There is something comfortingly nostalgic about a butcher's shop. It is certainly a sensual place to visit. The first thing you notice is the noise; the bang of the cleaver, the swoosh of knives being sharpened, the rasp of the hacksaw as it grinds through a spine, leaving a fine white dust on the wooden block. There's a unique language spoken, too. The conversation of the butchers is peppered with names for the different parts of meat and bone; heuk and hough, spale and nap.
Then there's what you see. Just walk into the fridge. It's an extraordinary vision. You can understand why Rembrandt painted The Carcass Of An Ox, and why the chapter describing the work in a slaughterhouse is the best part of Archie Hind's novel The Dear Green Place. Meat, if we take time to consider it, looks incredible. Sides of beef and pork are hung from steel hooks pushed through between sinew and bone. Fat hangs in creamy gobbets like melted candle tallow. The flesh is the deep shiny red of pomegranate seeds. There are ribs and two orphaned trotters. Within two pails lie livers, maroon-black and gleaming. A pig, hanging head down, has been split open from snout to tail; it's less an incision, more a geological fault, a great red ravine.
Anderson takes the animal down from its hook and lugs it over to the table. For men in their sixties, these butchers are strong; a hindquarter of beef can weigh 180 kilos, a forequarter will be around 120 kilos. It's a job that requires a mix of brute strength and manual dexterity. Grunting with effort, Anderson pulls the pig open and removes the kidneys, which are embedded in a layer of fat. These have been scored down the middle as part of the vet's inspection; laid to one side they resemble giant coffee beans.

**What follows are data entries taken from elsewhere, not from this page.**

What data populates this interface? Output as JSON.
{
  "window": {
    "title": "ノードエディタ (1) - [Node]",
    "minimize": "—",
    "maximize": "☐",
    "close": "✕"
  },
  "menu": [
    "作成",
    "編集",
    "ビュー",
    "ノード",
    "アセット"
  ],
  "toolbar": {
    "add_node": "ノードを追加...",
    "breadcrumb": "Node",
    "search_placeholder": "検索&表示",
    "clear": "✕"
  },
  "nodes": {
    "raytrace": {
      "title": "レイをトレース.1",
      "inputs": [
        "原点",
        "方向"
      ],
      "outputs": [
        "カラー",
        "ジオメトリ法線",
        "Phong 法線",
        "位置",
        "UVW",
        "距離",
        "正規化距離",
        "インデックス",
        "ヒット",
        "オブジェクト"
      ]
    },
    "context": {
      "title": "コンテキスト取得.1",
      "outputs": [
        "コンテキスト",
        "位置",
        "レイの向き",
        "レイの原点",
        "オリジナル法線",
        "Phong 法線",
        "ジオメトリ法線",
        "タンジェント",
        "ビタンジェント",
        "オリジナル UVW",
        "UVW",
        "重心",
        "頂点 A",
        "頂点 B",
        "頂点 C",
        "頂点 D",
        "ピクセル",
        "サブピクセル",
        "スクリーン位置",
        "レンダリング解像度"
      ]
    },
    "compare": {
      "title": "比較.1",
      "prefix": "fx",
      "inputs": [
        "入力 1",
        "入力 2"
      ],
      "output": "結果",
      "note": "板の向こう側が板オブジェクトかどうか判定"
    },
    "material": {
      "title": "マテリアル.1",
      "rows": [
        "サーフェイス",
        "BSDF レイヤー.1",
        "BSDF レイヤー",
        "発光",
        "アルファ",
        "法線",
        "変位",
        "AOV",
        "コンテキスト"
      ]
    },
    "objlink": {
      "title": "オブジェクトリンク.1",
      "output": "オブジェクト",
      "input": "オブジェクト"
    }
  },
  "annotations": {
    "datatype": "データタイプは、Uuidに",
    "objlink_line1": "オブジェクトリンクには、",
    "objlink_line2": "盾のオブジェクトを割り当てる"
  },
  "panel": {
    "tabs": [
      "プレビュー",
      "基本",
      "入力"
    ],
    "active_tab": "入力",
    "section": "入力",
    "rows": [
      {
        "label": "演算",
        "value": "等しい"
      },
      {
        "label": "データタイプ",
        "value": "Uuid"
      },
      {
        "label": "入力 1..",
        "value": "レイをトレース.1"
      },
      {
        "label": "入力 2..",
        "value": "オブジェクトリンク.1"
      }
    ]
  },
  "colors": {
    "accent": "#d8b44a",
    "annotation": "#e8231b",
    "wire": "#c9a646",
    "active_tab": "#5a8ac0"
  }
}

It's fascinating to watch the butchers work. So fast and controlled. The quick and the dead. To me, a hindquarter of beef looks like an abstract lump of meat. But they go at it with their knives, "boning out" then cutting it into different joints, finding the tiny seams between the muscle groups. It's a lot like sculpture. You start with a block of marble and end up with a goddess. Butchers start with a lump of beef and produce neat parcels of silverside, sirloin, topside and so on, some tied with elegant slipknots. It is an imposition of order. If you have ever seen a cow slaughtered and cut open, you'll know that it's chaos in there, a mess of glistening gore. Extraordinary to go from that to this.
Joe Findlay is very concerned with aesthetics. He wants his meat to look beautiful. The butchers' art is essentially presentational; they are spin doctors for the whole business of eating living creatures. It's also what I'd call a proper job and, in some ways, I envy the men who do it. So I understand when, shaking my hand and saying goodbye, Findlay explains why he has chosen not to retire. "This is my life," he says. "Simple as that."